▸ **What needs to be done**
All of the data must be output without alteration.

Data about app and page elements

----------

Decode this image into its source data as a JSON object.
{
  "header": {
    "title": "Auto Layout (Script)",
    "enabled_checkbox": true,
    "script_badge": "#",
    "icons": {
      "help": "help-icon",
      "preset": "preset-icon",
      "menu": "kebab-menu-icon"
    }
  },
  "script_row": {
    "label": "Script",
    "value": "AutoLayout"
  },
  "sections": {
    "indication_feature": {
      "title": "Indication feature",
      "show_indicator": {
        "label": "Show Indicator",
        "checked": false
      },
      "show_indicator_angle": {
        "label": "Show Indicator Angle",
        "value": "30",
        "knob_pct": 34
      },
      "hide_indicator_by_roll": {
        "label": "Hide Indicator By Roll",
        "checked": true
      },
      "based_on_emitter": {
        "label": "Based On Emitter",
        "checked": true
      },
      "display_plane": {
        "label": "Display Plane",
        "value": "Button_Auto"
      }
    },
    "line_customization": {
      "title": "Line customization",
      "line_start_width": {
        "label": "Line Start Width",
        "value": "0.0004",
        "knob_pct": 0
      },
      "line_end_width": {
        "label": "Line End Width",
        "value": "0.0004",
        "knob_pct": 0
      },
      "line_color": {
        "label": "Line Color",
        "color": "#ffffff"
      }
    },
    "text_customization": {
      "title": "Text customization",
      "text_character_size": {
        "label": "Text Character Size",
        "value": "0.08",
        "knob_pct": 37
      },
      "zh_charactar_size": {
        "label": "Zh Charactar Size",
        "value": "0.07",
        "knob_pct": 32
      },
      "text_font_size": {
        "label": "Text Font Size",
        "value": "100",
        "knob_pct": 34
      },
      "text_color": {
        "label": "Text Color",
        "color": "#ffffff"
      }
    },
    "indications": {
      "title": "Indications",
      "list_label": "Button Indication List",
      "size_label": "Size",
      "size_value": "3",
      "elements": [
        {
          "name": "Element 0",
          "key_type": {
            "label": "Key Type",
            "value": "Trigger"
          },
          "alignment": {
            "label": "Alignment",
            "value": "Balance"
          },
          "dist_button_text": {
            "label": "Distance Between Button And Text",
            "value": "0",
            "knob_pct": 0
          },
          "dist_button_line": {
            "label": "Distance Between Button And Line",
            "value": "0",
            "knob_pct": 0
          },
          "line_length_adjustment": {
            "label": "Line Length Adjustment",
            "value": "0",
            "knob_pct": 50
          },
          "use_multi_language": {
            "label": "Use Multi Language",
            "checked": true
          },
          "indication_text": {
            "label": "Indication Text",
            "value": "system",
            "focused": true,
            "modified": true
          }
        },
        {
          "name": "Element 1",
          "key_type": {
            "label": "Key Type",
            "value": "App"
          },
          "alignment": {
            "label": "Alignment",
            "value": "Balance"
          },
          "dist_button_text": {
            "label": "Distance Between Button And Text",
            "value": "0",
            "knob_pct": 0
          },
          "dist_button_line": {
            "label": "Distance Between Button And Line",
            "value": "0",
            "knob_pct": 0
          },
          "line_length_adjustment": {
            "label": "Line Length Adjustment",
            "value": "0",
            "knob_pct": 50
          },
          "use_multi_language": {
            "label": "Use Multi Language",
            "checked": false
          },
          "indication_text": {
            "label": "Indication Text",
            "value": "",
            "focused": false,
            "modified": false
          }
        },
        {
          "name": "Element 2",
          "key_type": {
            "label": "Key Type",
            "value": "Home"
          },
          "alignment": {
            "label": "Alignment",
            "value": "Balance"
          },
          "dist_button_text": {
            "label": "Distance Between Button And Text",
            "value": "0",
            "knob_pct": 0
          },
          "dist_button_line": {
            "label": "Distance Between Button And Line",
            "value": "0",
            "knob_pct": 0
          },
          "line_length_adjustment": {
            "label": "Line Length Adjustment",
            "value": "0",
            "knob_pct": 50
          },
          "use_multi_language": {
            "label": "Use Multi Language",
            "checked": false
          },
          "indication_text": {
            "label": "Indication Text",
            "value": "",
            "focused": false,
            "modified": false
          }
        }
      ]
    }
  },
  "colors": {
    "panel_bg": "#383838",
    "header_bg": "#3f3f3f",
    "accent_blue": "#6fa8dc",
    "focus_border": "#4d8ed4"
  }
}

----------

▸ **Your solution**
Decode this image into its source data as a JSON object.
{
  "header": {
    "title": "Auto Layout (Script)",
    "enabled_checkbox": true,
    "script_badge": "#",
    "icons": {
      "help": "help-icon",
      "preset": "preset-icon",
      "menu": "kebab-menu-icon"
    }
  },
  "script_row": {
    "label": "Script",
    "value": "AutoLayout"
  },
  "sections": {
    "indication_feature": {
      "title": "Indication feature",
      "show_indicator": {
        "label": "Show Indicator",
        "checked": false
      },
      "show_indicator_angle": {
        "label": "Show Indicator Angle",
        "value": "30",
        "knob_pct": 34
      },
      "hide_indicator_by_roll": {
        "label": "Hide Indicator By Roll",
        "checked": true
      },
      "based_on_emitter": {
        "label": "Based On Emitter",
        "checked": true
      },
      "display_plane": {
        "label": "Display Plane",
        "value": "Button_Auto"
      }
    },
    "line_customization": {
      "title": "Line customization",
      "line_start_width": {
        "label": "Line Start Width",
        "value": "0.0004",
        "knob_pct": 0
      },
      "line_end_width": {
        "label": "Line End Width",
        "value": "0.0004",
        "knob_pct": 0
      },
      "line_color": {
        "label": "Line Color",
        "color": "#ffffff"
      }
    },
    "text_customization": {
      "title": "Text customization",
      "text_character_size": {
        "label": "Text Character Size",
        "value": "0.08",
        "knob_pct": 37
      },
      "zh_charactar_size": {
        "label": "Zh Charactar Size",
        "value": "0.07",
        "knob_pct": 32
      },
      "text_font_size": {
        "label": "Text Font Size",
        "value": "100",
        "knob_pct": 34
      },
      "text_color": {
        "label": "Text Color",
        "color": "#ffffff"
      }
    },
    "indications": {
      "title": "Indications",
      "list_label": "Button Indication List",
      "size_label": "Size",
      "size_value": "3",
      "elements": [
        {
          "name": "Element 0",
          "key_type": {
            "label": "Key Type",
            "value": "Trigger"
          },
          "alignment": {
            "label": "Alignment",
            "value": "Balance"
          },
          "dist_button_text": {
            "label": "Distance Between Button And Text",
            "value": "0",
            "knob_pct": 0
          },
          "dist_button_line": {
            "label": "Distance Between Button And Line",
            "value": "0",
            "knob_pct": 0
          },
          "line_length_adjustment": {
            "label": "Line Length Adjustment",
            "value": "0",
            "knob_pct": 50
          },
          "use_multi_language": {
            "label": "Use Multi Language",
            "checked": true
          },
          "indication_text": {
            "label": "Indication Text",
            "value": "system",
            "focused": true,
            "modified": true
          }
        },
        {
          "name": "Element 1",
          "key_type": {
            "label": "Key Type",
            "value": "App"
          },
          "alignment": {
            "label": "Alignment",
            "value": "Balance"
          },
          "dist_button_text": {
            "label": "Distance Between Button And Text",
            "value": "0",
            "knob_pct": 0
          },
          "dist_button_line": {
            "label": "Distance Between Button And Line",
            "value": "0",
            "knob_pct": 0
          },
          "line_length_adjustment": {
            "label": "Line Length Adjustment",
            "value": "0",
            "knob_pct": 50
          },
          "use_multi_language": {
            "label": "Use Multi Language",
            "checked": false
          },
          "indication_text": {
            "label": "Indication Text",
            "value": "",
            "focused": false,
            "modified": false
          }
        },
        {
          "name": "Element 2",
          "key_type": {
            "label": "Key Type",
            "value": "Home"
          },
          "alignment": {
            "label": "Alignment",
            "value": "Balance"
          },
          "dist_button_text": {
            "label": "Distance Between Button And Text",
            "value": "0",
            "knob_pct": 0
          },
          "dist_button_line": {
            "label": "Distance Between Button And Line",
            "value": "0",
            "knob_pct": 0
          },
          "line_length_adjustment": {
            "label": "Line Length Adjustment",
            "value": "0",
            "knob_pct": 50
          },
          "use_multi_language": {
            "label": "Use Multi Language",
            "checked": false
          },
          "indication_text": {
            "label": "Indication Text",
            "value": "",
            "focused": false,
            "modified": false
          }
        }
      ]
    }
  },
  "colors": {
    "panel_bg": "#383838",
    "header_bg": "#3f3f3f",
    "accent_blue": "#6fa8dc",
    "focus_border": "#4d8ed4"
  }
}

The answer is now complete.